  7. 5[transitive] smash something/somebody to destroy, defeat or put an end to something/somebody Police say they have smashed a major drugs ring. She has smashed the world record (= broken it by a large amount).
  8. crash vehicle
  9. 6[transitive] smash something (up) to crash a vehicle He’s smashed (up) his new car. Synonymscrashslam collide smash wreckThese are all words that can be used when something, especially a vehicle, hits something else very hard and is damaged or destroyed.crash (rather informal) to hit an object or another vehicle, causing damage; to make a vehicle do this:I was terrified that the plane would crash.slam (something) into/​against somebody/​something to crash into something with a lot of force; to make something do this:The car skidded and slammed into a tree.collide (rather formal) (of two vehicles or people) to crash into each other; (of a vehicle or person) to crash into somebody/​something else:The car and the van collided head-on in thick fog.smash (rather informal) to crash into something with a lot of force; to make something do this; to crash a car:Ramraiders smashed a stolen car through the shop window.crash, slam or smash?Crash is used especially to talk about vehicles and can be used without a preposition:We’re going to crash, aren’t we? In this meaning slam and smash always take a preposition:We’re going to slam/​smash, aren’t we? They are used for a much wider range of things than just vehicles. Crash can also be used for other things, if used with a preposition:He crashed down the telephone receiver.wreck to crash a vehicle and damage it so badly that it is not worth repairingPatterns two vehicles crash/​collide two vehicles crash/​slam/​smash into each other to crash/​smash/​wreck a car See related entries: Motoring problems and accidents

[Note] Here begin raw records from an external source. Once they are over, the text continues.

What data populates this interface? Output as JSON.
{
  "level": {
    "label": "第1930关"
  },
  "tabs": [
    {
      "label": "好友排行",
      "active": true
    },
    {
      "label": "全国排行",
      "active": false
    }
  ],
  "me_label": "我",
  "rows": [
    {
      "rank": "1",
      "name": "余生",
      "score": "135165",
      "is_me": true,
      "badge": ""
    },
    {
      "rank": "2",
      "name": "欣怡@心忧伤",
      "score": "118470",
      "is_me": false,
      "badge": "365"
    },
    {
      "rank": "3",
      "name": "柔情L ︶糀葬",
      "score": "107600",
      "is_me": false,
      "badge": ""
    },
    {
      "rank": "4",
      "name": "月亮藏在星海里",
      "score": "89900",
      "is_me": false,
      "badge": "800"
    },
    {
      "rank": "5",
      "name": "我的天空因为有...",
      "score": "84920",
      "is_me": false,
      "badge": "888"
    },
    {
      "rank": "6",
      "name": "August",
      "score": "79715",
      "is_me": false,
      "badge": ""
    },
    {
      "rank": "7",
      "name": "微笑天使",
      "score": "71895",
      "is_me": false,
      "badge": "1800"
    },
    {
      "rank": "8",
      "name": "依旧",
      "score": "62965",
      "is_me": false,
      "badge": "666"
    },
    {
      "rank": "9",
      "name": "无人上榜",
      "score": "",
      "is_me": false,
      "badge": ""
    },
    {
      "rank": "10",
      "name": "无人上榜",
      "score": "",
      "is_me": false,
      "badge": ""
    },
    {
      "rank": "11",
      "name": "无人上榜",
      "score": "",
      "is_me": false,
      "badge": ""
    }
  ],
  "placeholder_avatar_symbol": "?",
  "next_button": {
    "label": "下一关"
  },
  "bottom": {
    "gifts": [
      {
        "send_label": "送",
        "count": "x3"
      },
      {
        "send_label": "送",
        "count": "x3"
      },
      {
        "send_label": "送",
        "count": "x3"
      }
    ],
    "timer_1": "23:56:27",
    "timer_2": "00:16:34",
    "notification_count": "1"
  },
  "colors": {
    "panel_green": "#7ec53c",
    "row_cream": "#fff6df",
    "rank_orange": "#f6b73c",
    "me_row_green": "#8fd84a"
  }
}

  10. in tennis, etc.
  11. 7[transitive] smash something to hit a high ball downwards and very hard over the net
  12. Word Origin early 18th cent. (as a noun): probably imitative, representing a blend of words such as smack, smite with bash, mash, etc.Extra examples A bullet smashed into the wall behind them. His right hand was smashed and his shoulder dislocated. Ramraiders smashed a stolen car through the shop window. She flew into one of her rages and started smashing crockery. Phrasal Verbssmash somethingdownsmash somethinginsmash somethingup
See the Oxford Advanced American Dictionary entry: smash